The answer must consist of every line below that holds the word "date".

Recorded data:
════════════════

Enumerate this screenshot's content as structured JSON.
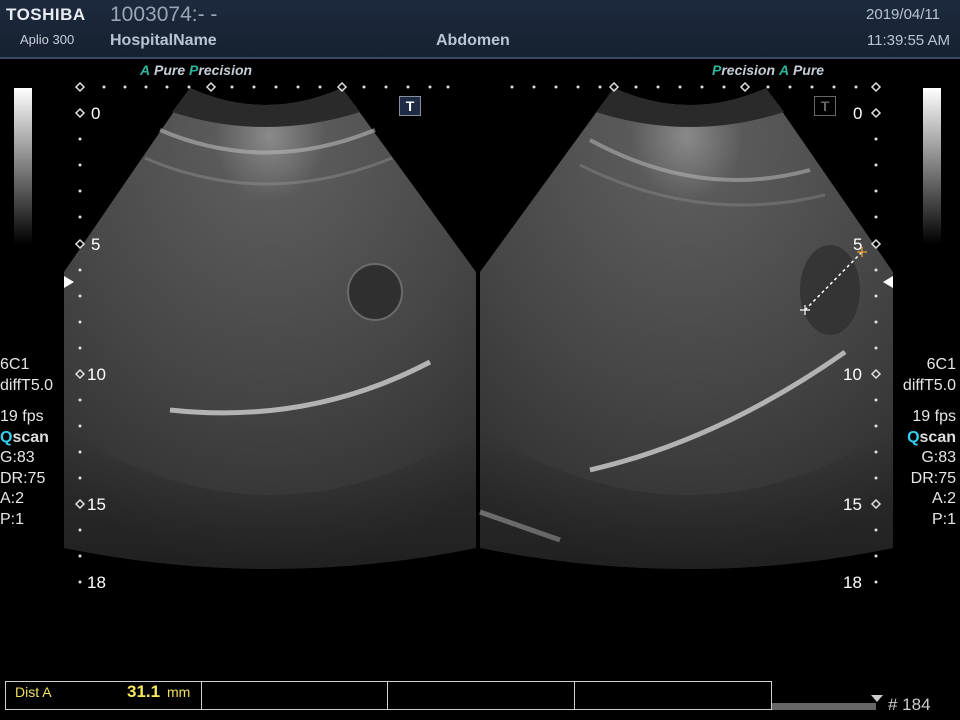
{
  "header": {
    "brand": "TOSHIBA",
    "model": "Aplio 300",
    "patient_id": "1003074:- -",
    "hospital": "HospitalName",
    "exam": "Abdomen",
    "date": "2019/04/11",
    "time": "11:39:55 AM"
  },
  "left_panel": {
    "tag_a": "A",
    "tag_pure": "Pure",
    "tag_p": "P",
    "tag_precision": "recision",
    "depth_marks": [
      "0",
      "5",
      "10",
      "15",
      "18"
    ],
    "t_label": "T"
  },
  "right_panel": {
    "tag_p": "P",
    "tag_precision": "recision",
    "tag_a": "A",
    "tag_pure": "Pure",
    "depth_marks": [
      "0",
      "5",
      "10",
      "15",
      "18"
    ],
    "t_label": "T"
  },
  "params": {
    "probe": "6C1",
    "mode": "diffT5.0",
    "fps": "19 fps",
    "q": "Q",
    "scan": "scan",
    "gain": "G:83",
    "dr": "DR:75",
    "a": "A:2",
    "p": "P:1"
  },
  "measurement": {
    "label": "Dist A",
    "value": "31.1",
    "unit": "mm"
  },
  "footer": {
    "frame": "# 184"
  }
}
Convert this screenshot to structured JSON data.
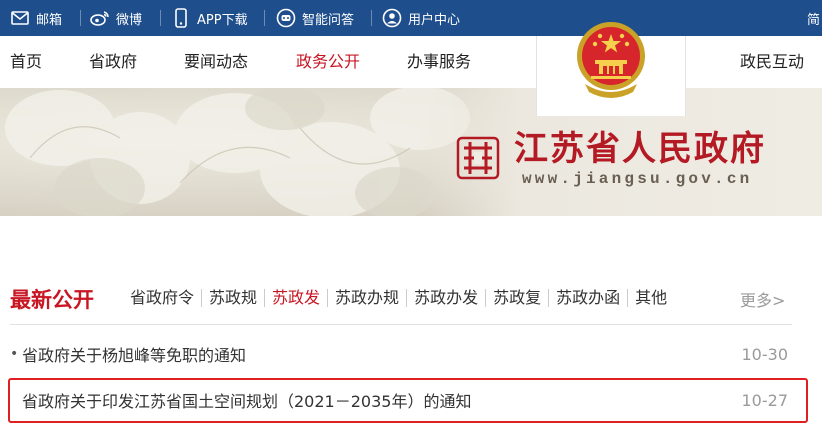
{
  "topbar": {
    "items": [
      {
        "label": "邮箱",
        "icon": "mail-icon"
      },
      {
        "label": "微博",
        "icon": "weibo-icon"
      },
      {
        "label": "APP下载",
        "icon": "phone-icon"
      },
      {
        "label": "智能问答",
        "icon": "chat-robot-icon"
      },
      {
        "label": "用户中心",
        "icon": "user-icon"
      }
    ],
    "lang_label": "简",
    "background_color": "#1f4e8c"
  },
  "nav": {
    "items": [
      {
        "label": "首页"
      },
      {
        "label": "省政府"
      },
      {
        "label": "要闻动态"
      },
      {
        "label": "政务公开"
      },
      {
        "label": "办事服务"
      },
      {
        "label": "政民互动"
      }
    ],
    "active_index": 3,
    "active_color": "#c81623"
  },
  "banner": {
    "site_title": "江苏省人民政府",
    "site_url": "www.jiangsu.gov.cn",
    "emblem_icon": "national-emblem-icon",
    "logo_icon": "jiangsu-seal-icon",
    "title_color": "#b41a24"
  },
  "news": {
    "section_title": "最新公开",
    "tabs": [
      {
        "label": "省政府令"
      },
      {
        "label": "苏政规"
      },
      {
        "label": "苏政发"
      },
      {
        "label": "苏政办规"
      },
      {
        "label": "苏政办发"
      },
      {
        "label": "苏政复"
      },
      {
        "label": "苏政办函"
      },
      {
        "label": "其他"
      }
    ],
    "active_tab_index": 2,
    "more_label": "更多>",
    "rows": [
      {
        "title": "省政府关于杨旭峰等免职的通知",
        "date": "10-30"
      },
      {
        "title": "省政府关于印发江苏省国土空间规划（2021－2035年）的通知",
        "date": "10-27"
      }
    ],
    "highlight_color": "#e02020"
  }
}
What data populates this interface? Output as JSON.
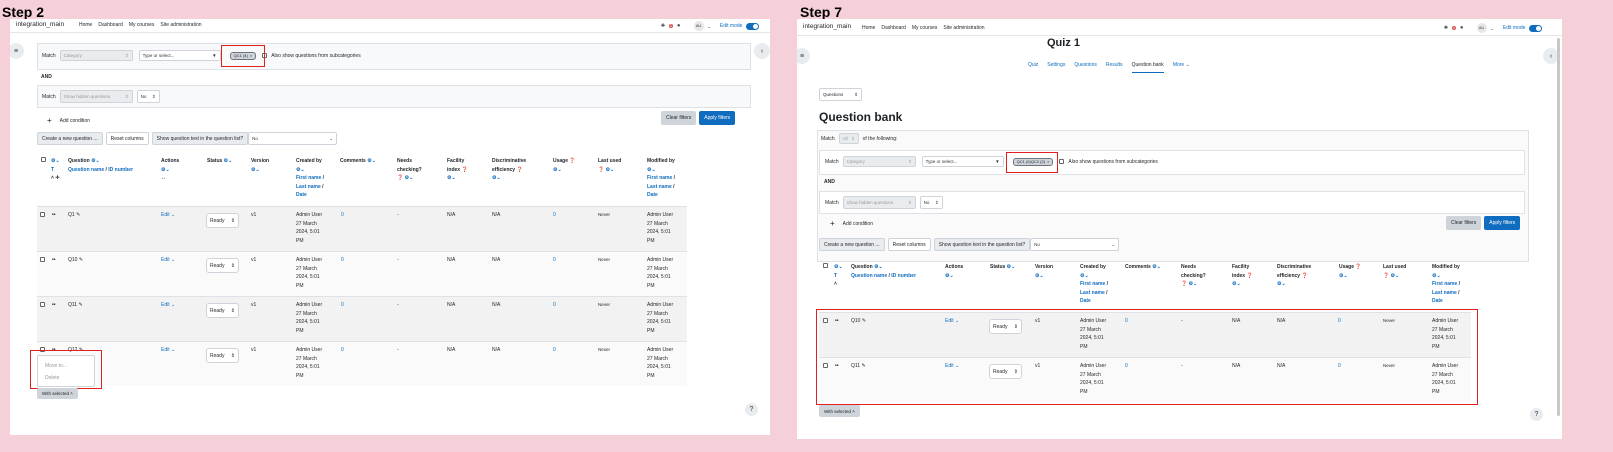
{
  "steps": [
    {
      "label": "Step 2",
      "nav": {
        "site": "integration_main",
        "links": [
          "Home",
          "Dashboard",
          "My courses",
          "Site administration"
        ],
        "notif_count": "1",
        "avatar": "AU",
        "edit_mode": "Edit mode"
      },
      "filter": {
        "match_label": "Match",
        "category_placeholder": "Category",
        "type_select": "Type or select...",
        "chip": "QC1 (4)",
        "chip_close": "×",
        "subcat": "Also show questions from subcategories",
        "and": "AND",
        "hidden_placeholder": "Show hidden questions",
        "hidden_value": "No",
        "add_condition": "Add condition",
        "clear": "Clear filters",
        "apply": "Apply filters"
      },
      "toolbar": {
        "create": "Create a new question ...",
        "reset": "Reset columns",
        "show_text": "Show question text in the question list?",
        "show_value": "No"
      },
      "headers": {
        "t": "T",
        "question": "Question",
        "question_sub": "Question name",
        "id_number": "ID number",
        "actions": "Actions",
        "status": "Status",
        "version": "Version",
        "created_by": "Created by",
        "first_name": "First name",
        "last_name": "Last name",
        "date": "Date",
        "comments": "Comments",
        "needs": "Needs",
        "checking": "checking?",
        "facility": "Facility",
        "index": "index",
        "discriminative": "Discriminative",
        "efficiency": "efficiency",
        "usage": "Usage",
        "last_used": "Last used",
        "modified_by": "Modified by"
      },
      "rows": [
        {
          "name": "Q1",
          "edit": "Edit",
          "status": "Ready",
          "version": "v1",
          "created": [
            "Admin User",
            "27 March",
            "2024, 5:01",
            "PM"
          ],
          "comments": "0",
          "needs": "-",
          "facility": "N/A",
          "disc": "N/A",
          "usage": "0",
          "last_used": "Never",
          "modified": [
            "Admin User",
            "27 March",
            "2024, 5:01",
            "PM"
          ]
        },
        {
          "name": "Q10",
          "edit": "Edit",
          "status": "Ready",
          "version": "v1",
          "created": [
            "Admin User",
            "27 March",
            "2024, 5:01",
            "PM"
          ],
          "comments": "0",
          "needs": "-",
          "facility": "N/A",
          "disc": "N/A",
          "usage": "0",
          "last_used": "Never",
          "modified": [
            "Admin User",
            "27 March",
            "2024, 5:01",
            "PM"
          ]
        },
        {
          "name": "Q11",
          "edit": "Edit",
          "status": "Ready",
          "version": "v1",
          "created": [
            "Admin User",
            "27 March",
            "2024, 5:01",
            "PM"
          ],
          "comments": "0",
          "needs": "-",
          "facility": "N/A",
          "disc": "N/A",
          "usage": "0",
          "last_used": "Never",
          "modified": [
            "Admin User",
            "27 March",
            "2024, 5:01",
            "PM"
          ]
        },
        {
          "name": "Q12",
          "edit": "Edit",
          "status": "Ready",
          "version": "v1",
          "created": [
            "Admin User",
            "27 March",
            "2024, 5:01",
            "PM"
          ],
          "comments": "0",
          "needs": "-",
          "facility": "N/A",
          "disc": "N/A",
          "usage": "0",
          "last_used": "Never",
          "modified": [
            "Admin User",
            "27 March",
            "2024, 5:01",
            "PM"
          ]
        }
      ],
      "popup": {
        "move": "Move to...",
        "delete": "Delete"
      },
      "with_selected": "With selected",
      "help": "?"
    },
    {
      "label": "Step 7",
      "nav": {
        "site": "integration_main",
        "links": [
          "Home",
          "Dashboard",
          "My courses",
          "Site administration"
        ],
        "notif_count": "1",
        "avatar": "AU",
        "edit_mode": "Edit mode"
      },
      "page_title": "Quiz 1",
      "tabs": [
        "Quiz",
        "Settings",
        "Questions",
        "Results",
        "Question bank",
        "More"
      ],
      "questions_select": "Questions",
      "heading": "Question bank",
      "match_all": {
        "match": "Match",
        "all": "All",
        "following": "of the following:"
      },
      "filter": {
        "match_label": "Match",
        "category_placeholder": "Category",
        "type_select": "Type or select...",
        "chip": "QC1 (0)QC2 (2)",
        "chip_close": "×",
        "subcat": "Also show questions from subcategories",
        "and": "AND",
        "hidden_placeholder": "Show hidden questions",
        "hidden_value": "No",
        "add_condition": "Add condition",
        "clear": "Clear filters",
        "apply": "Apply filters"
      },
      "toolbar": {
        "create": "Create a new question ...",
        "reset": "Reset columns",
        "show_text": "Show question text in the question list?",
        "show_value": "No"
      },
      "headers": {
        "t": "T",
        "question": "Question",
        "question_sub": "Question name",
        "id_number": "ID number",
        "actions": "Actions",
        "status": "Status",
        "version": "Version",
        "created_by": "Created by",
        "first_name": "First name",
        "last_name": "Last name",
        "date": "Date",
        "comments": "Comments",
        "needs": "Needs",
        "checking": "checking?",
        "facility": "Facility",
        "index": "index",
        "discriminative": "Discriminative",
        "efficiency": "efficiency",
        "usage": "Usage",
        "last_used": "Last used",
        "modified_by": "Modified by"
      },
      "rows": [
        {
          "name": "Q10",
          "edit": "Edit",
          "status": "Ready",
          "version": "v1",
          "created": [
            "Admin User",
            "27 March",
            "2024, 5:01",
            "PM"
          ],
          "comments": "0",
          "needs": "-",
          "facility": "N/A",
          "disc": "N/A",
          "usage": "0",
          "last_used": "Never",
          "modified": [
            "Admin User",
            "27 March",
            "2024, 5:01",
            "PM"
          ]
        },
        {
          "name": "Q11",
          "edit": "Edit",
          "status": "Ready",
          "version": "v1",
          "created": [
            "Admin User",
            "27 March",
            "2024, 5:01",
            "PM"
          ],
          "comments": "0",
          "needs": "-",
          "facility": "N/A",
          "disc": "N/A",
          "usage": "0",
          "last_used": "Never",
          "modified": [
            "Admin User",
            "27 March",
            "2024, 5:01",
            "PM"
          ]
        }
      ],
      "with_selected": "With selected",
      "help": "?"
    }
  ]
}
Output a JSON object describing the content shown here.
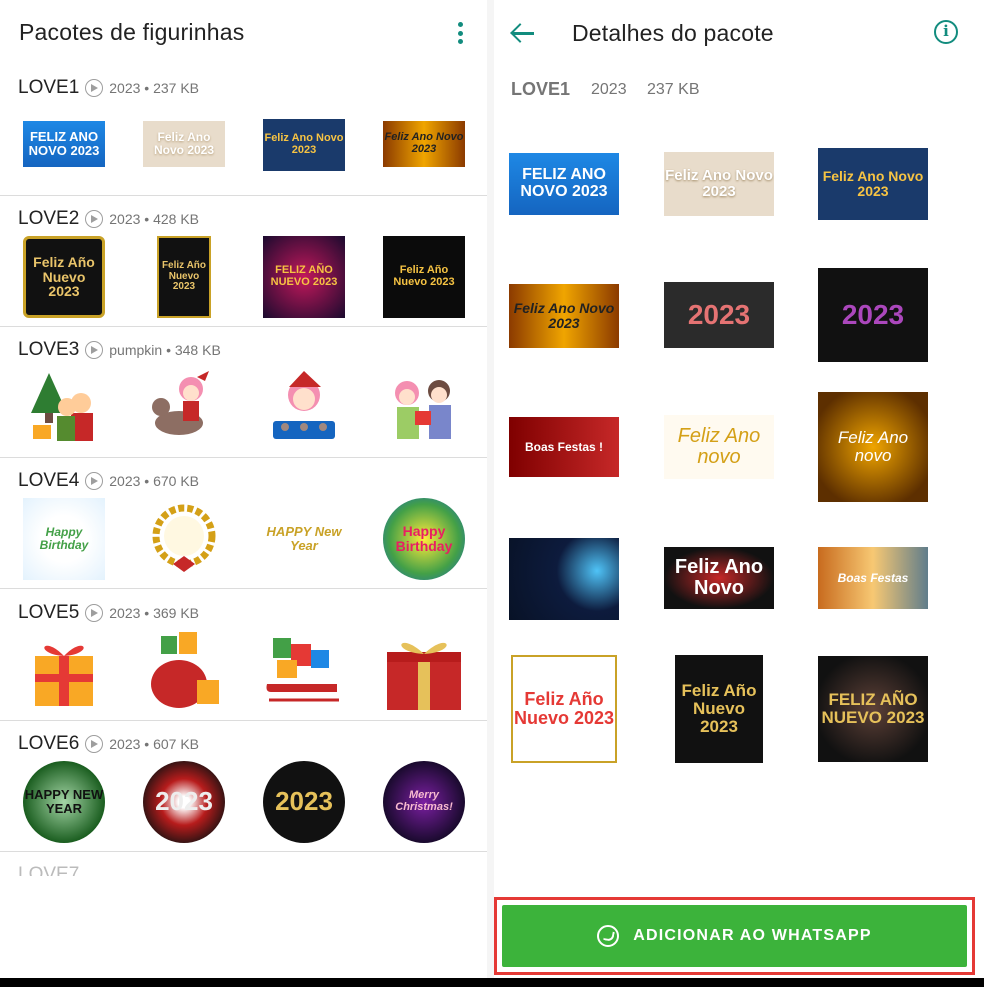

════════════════

**Output:**
    "date": "2019/04/11",
        "date": "10-30"
        "date": "10-27"
        "date": "Date",
        "date": "Date",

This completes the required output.